It is also essential to note that notarization does not replace the need for witnesses. Even if your will is notarized, it still must be signed in the presence of two witnesses who are not beneficiaries of the will. This requirement is in place to prevent fraud and ensure that the will reflects the true intentions of the person making it.

Another factor to consider when deciding whether or not to notarize your will is the cost. Notarization fees vary by state and may range from a few dollars to over a hundred dollars. The cost of notarizing your will may not be significant, but it is still a factor to consider when deciding whether or not to do it.

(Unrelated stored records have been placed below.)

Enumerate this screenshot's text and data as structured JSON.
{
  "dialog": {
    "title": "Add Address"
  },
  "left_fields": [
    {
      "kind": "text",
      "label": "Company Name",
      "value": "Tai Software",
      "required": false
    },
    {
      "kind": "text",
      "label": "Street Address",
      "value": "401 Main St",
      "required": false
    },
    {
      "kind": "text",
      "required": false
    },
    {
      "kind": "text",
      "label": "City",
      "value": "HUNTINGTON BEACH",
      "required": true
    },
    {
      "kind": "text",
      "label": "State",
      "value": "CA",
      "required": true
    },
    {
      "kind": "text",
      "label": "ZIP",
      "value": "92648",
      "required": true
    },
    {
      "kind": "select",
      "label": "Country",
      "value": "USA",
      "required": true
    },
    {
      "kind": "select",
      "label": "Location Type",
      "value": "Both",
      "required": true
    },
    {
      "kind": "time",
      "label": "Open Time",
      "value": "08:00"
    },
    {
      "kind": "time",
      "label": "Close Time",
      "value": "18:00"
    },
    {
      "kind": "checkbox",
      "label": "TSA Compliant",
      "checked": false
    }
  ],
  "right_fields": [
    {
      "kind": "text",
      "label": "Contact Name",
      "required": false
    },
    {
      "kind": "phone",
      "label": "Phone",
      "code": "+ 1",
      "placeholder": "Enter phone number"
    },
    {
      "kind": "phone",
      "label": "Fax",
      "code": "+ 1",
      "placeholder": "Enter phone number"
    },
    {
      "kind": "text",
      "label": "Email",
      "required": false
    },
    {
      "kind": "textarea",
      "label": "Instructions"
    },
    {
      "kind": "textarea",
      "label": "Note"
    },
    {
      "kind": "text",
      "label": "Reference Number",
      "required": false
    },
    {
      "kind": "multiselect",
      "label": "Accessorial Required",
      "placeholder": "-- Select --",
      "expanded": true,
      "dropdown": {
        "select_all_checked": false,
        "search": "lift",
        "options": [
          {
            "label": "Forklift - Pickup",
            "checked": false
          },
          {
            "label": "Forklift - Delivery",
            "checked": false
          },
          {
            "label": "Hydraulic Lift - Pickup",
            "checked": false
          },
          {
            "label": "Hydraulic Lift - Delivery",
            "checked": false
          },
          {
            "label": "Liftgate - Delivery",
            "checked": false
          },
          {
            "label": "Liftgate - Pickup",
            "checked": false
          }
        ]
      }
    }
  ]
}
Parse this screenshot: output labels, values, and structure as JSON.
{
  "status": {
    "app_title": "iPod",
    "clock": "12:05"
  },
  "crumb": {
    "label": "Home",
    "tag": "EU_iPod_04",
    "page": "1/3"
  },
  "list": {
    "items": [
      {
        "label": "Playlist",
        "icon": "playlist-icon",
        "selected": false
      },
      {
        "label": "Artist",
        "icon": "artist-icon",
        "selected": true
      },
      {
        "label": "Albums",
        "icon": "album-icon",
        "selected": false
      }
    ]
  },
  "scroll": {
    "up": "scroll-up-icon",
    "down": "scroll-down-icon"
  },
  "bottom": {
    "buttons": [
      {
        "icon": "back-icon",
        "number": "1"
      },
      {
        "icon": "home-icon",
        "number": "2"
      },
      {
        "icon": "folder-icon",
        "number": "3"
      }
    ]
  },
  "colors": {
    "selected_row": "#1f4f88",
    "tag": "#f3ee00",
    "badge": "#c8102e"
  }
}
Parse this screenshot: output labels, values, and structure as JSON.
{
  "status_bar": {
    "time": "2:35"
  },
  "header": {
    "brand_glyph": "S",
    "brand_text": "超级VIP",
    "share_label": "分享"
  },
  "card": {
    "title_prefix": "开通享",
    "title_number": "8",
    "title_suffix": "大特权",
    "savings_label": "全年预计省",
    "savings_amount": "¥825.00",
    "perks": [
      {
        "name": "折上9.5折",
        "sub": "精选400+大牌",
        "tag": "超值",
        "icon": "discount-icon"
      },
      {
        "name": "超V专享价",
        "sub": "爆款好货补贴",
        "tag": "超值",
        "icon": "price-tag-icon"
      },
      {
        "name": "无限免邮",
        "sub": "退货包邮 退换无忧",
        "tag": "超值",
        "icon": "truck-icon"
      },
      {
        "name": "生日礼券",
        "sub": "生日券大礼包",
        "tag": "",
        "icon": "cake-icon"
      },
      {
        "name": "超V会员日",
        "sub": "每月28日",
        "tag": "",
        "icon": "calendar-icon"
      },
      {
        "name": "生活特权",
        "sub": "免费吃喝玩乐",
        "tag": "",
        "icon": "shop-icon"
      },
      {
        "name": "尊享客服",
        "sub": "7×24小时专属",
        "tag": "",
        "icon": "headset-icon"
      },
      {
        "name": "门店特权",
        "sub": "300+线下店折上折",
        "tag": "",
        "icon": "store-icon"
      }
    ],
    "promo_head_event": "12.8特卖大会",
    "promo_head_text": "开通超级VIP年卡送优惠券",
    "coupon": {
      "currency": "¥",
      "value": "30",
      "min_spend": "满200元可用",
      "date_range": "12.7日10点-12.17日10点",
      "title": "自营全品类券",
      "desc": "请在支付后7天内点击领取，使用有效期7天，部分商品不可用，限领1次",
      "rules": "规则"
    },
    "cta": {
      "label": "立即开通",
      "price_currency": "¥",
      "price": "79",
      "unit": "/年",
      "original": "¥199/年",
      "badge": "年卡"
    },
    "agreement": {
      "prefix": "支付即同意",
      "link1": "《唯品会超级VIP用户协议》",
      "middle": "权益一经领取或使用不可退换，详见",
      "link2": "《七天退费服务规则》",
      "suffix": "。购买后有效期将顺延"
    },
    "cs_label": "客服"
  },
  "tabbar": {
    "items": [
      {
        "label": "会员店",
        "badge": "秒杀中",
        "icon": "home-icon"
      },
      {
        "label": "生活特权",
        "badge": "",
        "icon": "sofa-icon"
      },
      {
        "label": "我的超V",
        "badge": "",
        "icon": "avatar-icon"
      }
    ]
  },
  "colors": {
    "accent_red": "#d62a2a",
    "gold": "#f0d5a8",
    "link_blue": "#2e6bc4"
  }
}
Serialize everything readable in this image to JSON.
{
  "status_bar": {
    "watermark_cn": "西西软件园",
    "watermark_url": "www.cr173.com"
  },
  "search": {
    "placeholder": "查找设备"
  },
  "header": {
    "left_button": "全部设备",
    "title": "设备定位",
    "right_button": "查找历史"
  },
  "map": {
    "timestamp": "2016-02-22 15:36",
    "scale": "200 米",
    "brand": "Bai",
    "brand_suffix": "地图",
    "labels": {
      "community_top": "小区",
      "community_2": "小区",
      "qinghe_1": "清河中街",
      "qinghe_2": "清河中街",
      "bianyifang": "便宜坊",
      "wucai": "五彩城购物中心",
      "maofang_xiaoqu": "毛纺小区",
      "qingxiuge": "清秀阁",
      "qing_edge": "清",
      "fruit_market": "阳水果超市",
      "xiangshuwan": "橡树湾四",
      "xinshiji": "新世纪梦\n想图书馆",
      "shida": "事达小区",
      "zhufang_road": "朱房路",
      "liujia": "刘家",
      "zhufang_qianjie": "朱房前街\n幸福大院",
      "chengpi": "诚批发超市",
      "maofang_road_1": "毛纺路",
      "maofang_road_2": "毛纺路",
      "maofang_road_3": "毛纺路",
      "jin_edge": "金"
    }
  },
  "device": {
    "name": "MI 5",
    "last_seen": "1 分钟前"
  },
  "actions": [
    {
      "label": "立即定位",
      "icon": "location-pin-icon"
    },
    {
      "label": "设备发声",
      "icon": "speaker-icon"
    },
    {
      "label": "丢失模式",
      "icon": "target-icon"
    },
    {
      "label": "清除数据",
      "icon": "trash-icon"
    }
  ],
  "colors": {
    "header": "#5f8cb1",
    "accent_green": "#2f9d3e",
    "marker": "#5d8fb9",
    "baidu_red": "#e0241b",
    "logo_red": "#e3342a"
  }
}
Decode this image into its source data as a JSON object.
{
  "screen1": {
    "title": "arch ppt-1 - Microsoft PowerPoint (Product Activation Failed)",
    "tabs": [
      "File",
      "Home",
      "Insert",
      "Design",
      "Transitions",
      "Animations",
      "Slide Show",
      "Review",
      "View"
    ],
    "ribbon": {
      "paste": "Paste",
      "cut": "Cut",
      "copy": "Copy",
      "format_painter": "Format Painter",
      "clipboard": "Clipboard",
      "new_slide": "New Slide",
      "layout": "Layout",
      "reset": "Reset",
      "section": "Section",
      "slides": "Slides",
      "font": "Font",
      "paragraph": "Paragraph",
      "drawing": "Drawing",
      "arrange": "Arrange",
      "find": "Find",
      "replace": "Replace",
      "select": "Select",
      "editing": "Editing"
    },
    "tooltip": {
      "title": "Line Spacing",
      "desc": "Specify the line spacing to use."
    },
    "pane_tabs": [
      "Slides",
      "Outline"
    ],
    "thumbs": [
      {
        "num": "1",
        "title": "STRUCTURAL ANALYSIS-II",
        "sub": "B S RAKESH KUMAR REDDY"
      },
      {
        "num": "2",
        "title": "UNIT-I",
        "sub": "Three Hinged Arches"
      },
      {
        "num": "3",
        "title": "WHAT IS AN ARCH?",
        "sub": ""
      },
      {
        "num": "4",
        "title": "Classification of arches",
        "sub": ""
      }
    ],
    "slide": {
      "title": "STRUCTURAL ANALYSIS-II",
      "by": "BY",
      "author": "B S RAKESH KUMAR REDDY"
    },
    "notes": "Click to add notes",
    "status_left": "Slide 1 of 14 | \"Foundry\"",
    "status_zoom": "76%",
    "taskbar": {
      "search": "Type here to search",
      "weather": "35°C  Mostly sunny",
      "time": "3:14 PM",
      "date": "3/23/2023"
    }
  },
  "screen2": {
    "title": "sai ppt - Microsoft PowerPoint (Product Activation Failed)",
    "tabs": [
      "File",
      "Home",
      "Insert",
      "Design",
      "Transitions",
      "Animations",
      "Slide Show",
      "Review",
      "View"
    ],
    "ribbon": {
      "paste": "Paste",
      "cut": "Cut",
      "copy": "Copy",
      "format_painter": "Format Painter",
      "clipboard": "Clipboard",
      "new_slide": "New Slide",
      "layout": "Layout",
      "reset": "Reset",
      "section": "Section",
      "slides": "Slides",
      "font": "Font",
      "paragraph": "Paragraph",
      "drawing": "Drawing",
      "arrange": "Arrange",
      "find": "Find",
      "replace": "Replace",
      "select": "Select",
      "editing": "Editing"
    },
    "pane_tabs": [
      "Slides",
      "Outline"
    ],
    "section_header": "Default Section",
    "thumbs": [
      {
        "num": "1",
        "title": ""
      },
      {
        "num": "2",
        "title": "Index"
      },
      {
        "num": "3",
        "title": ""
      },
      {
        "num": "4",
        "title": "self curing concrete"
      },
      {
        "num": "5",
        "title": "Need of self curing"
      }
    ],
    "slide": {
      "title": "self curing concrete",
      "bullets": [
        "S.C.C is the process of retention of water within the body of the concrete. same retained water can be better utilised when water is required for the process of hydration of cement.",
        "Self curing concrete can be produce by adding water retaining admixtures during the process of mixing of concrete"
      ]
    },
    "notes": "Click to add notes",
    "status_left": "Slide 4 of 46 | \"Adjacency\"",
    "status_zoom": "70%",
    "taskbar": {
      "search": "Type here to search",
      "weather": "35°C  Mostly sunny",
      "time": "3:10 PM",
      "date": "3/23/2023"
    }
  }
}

In conclusion, whether or not to notarize your will depends on the rules of the state in which you live. If your state requires notarization, then failing to notarize your will can result in it being deemed invalid. Notarization can also make the probate process more efficient and help prevent fraud. However, notarization may not be necessary in all cases and may not provide any significant benefits if your estate is relatively small and uncomplicated. It is important to consult an estate planning attorney to determine the best approach for your situation.

Regardless of whether or not you choose to notarize your will, it is essential to have a properly executed will in place to ensure that your wishes are carried out and that your loved ones are taken care of after your death. A will is a critical document that provides peace of mind and ensures that your assets are distributed according to your wishes. It is also important to review your will periodically and make updates as needed to reflect any changes in your life circumstances or wishes.

In addition to a will, it is also a good idea to consider other estate planning tools such as a trust, power of attorney, and healthcare directives. These documents can help ensure that your wishes are carried out in the event that you become incapacitated and unable to make decisions for yourself.

Overall, notarizing your will is just one of many considerations when it comes to estate planning. It is essential to consult with an estate planning attorney who can help guide you through the process and ensure that your wishes are carried out according to the laws of your state. By taking the time to plan ahead and properly execute your estate planning documents, you can have peace of mind knowing that your loved ones will be taken care of after your death.

How is a Will Implemented After my Death?
Do I Need Professional Help to Prepare a Will?
What is Probate?

Tickeron's Offerings

The fundamental premise of technical analysis lies in identifying recurring price patterns and trends, which can then be used to forecast the course of upcoming market trends. Our journey commenced with the development of AI-based Engines, such as the Pattern Search Engine, Real-Time Patterns, and the Trend Prediction Engine, which empower us to conduct a comprehensive analysis of market trends. We have delved into nearly all established methodologies, including price patterns, trend indicators, oscillators, and many more, by leveraging neural networks and deep historical backtests. As a consequence, we've been able to accumulate a suite of trading algorithms that collaboratively allow our AI Robots to effectively pinpoint pivotal moments of shifts in market trends.

Disclaimers and Limitations

Ad is loading...